|Subj:||CA Says Secret Power Company Cartel Caused Rate Increases|
|Date:||5/21/01 7:39:19 AM Pacific Daylight Time|
CA Says Secret Power Company Cartel Caused Rate Increases
LOS ANGELES (Reuters) - State investigators have found evidence that "a cartel'' of power companies closed plants for unnecessary maintenance in order to inflate prices, the head of California's Public Utilities Commission said in an interview published Friday in the Los Angeles Times.
Public Utilities Commission President Loretta Lynch told the Times that her agency, along with the California attorney general's office, is investigating patterns of plant outages that have created ``artificial shortages,'' particularly when the state has issued emergency alerts due to seriously low electricity levels.
``There are instances where plants could have produced, and they chose not to,'' Lynch said.
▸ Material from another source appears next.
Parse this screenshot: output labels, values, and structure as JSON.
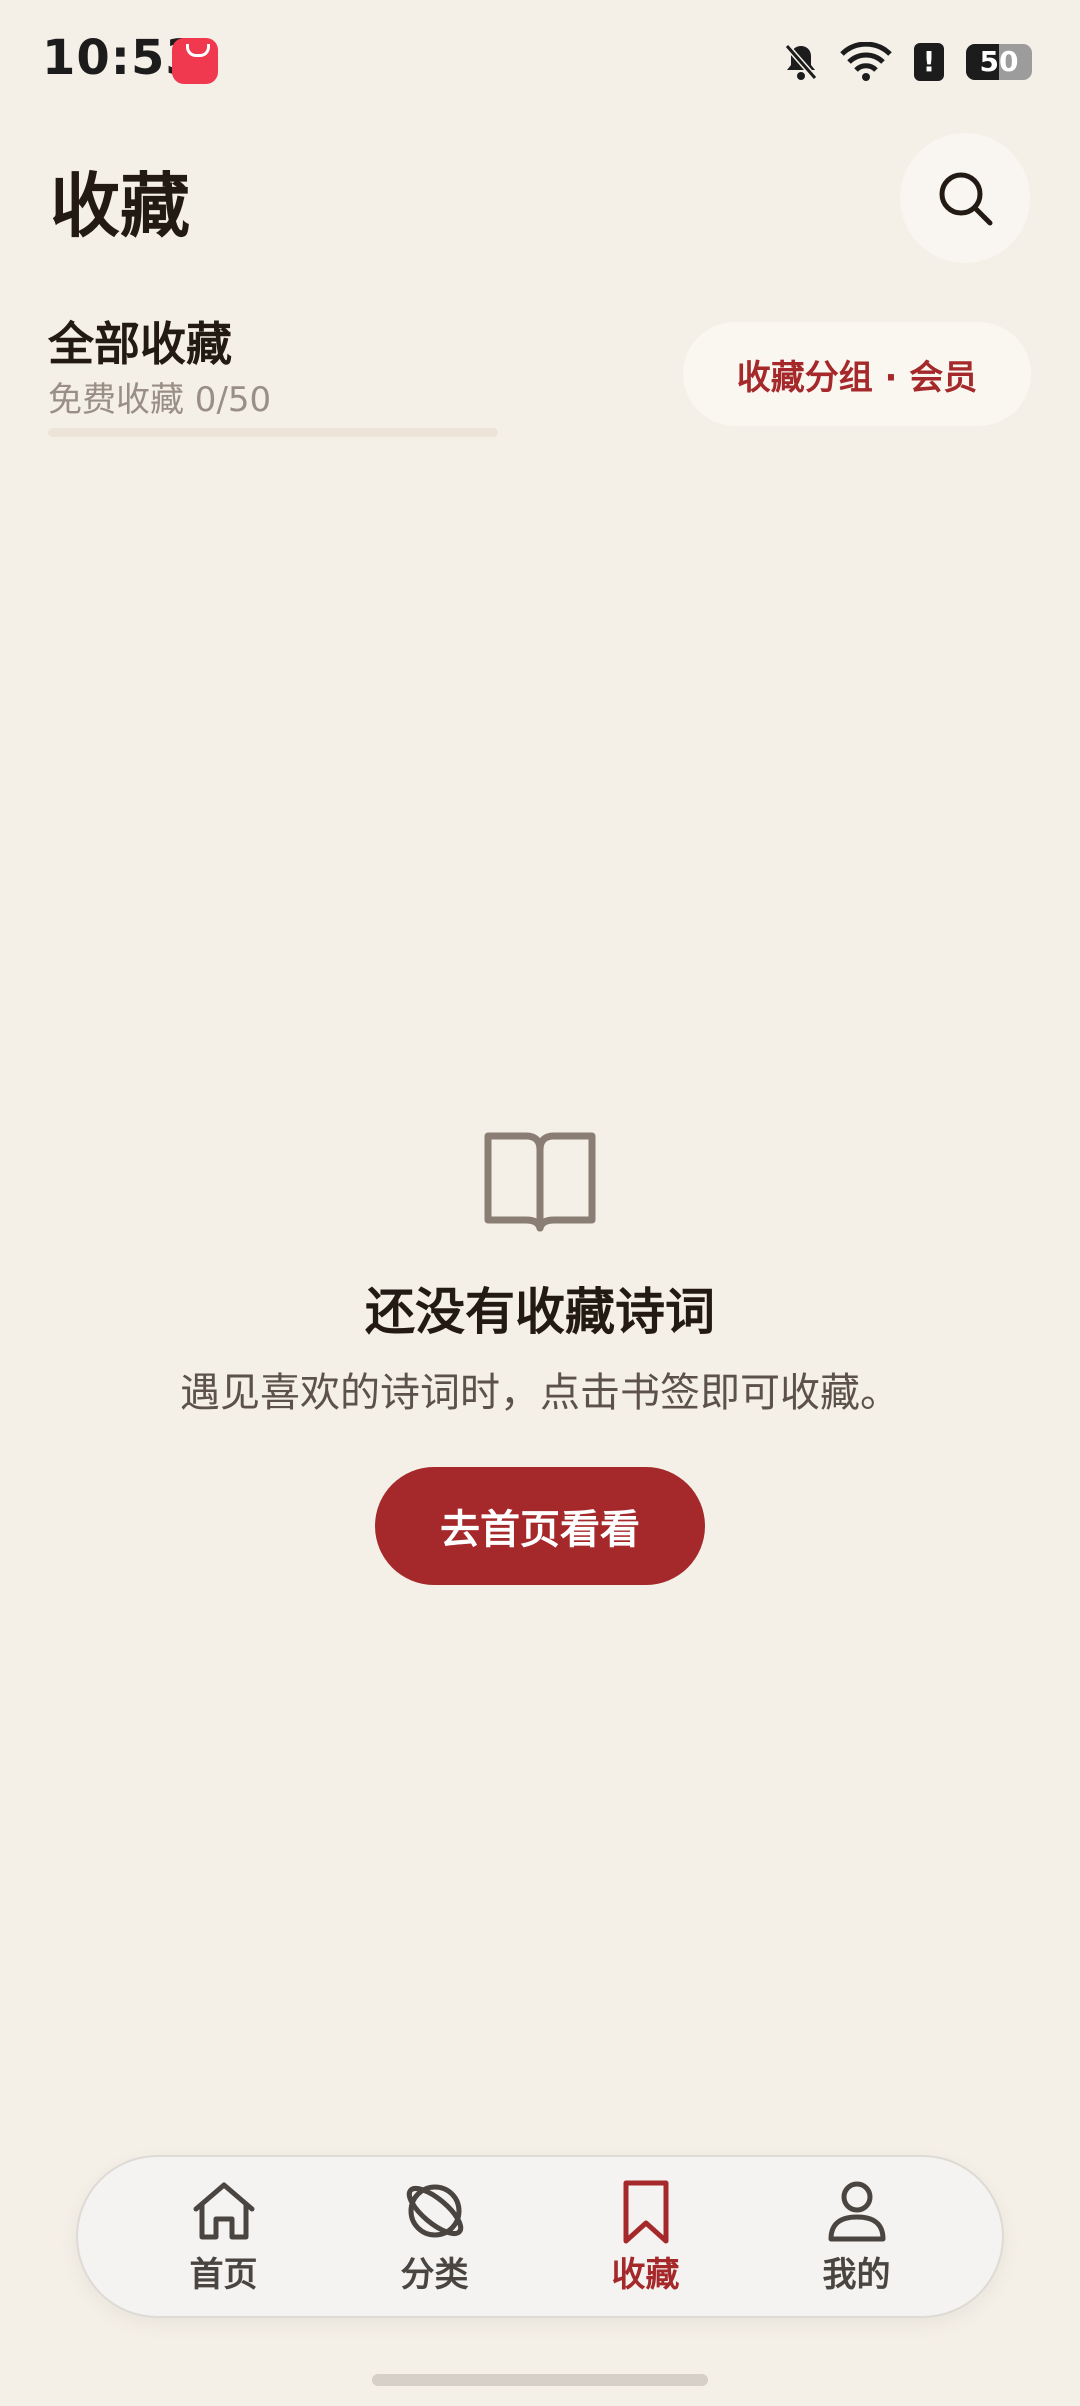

``And it is clear that there are instances that plants, when called to produce, chose not to produce,'' even when they were obligated to do so under special contracts with the state and utility companies, she said.
California officials from Gov. Gray Davis on down have insisted that the state's electricity crisis is aggravated by price gouging by electric generators.
Lynch told the Los Angeles Times that the investigation by the commission and the attorney general's office has already produced enough evidence to warrant taking legal action against the generators as early as next month.
She declined to name the generators and said that the nature of the legal action was still under review.
The Times said that plant shutdowns are a key factor in soaring power prices that have gone from $200 a megawatt hour in December to $1,900 a megawatt hour last week.
In her interview with the Times, Lynch said of the high prices, ``I would argue that it's no accident. That in fact it's (due to) the coordinated behavior of a cartel.''
Power generators, on the other hand, have repeatedly said they acted within the parameters of California's flawed deregulation program and denied that they were illegally manipulating the power market. The plants, they have said, were so old, breakdowns were a recurring problem, especially during the recent power crisis.
Gary Ackerman, executive director of Western Power Trading Forum, a trade association of large power producers, told the Times that Lynch's allegations were ``the height of idiocy.''
``My members do not make money by shutting down their plants so their competitors can make money,'' Ackerman said.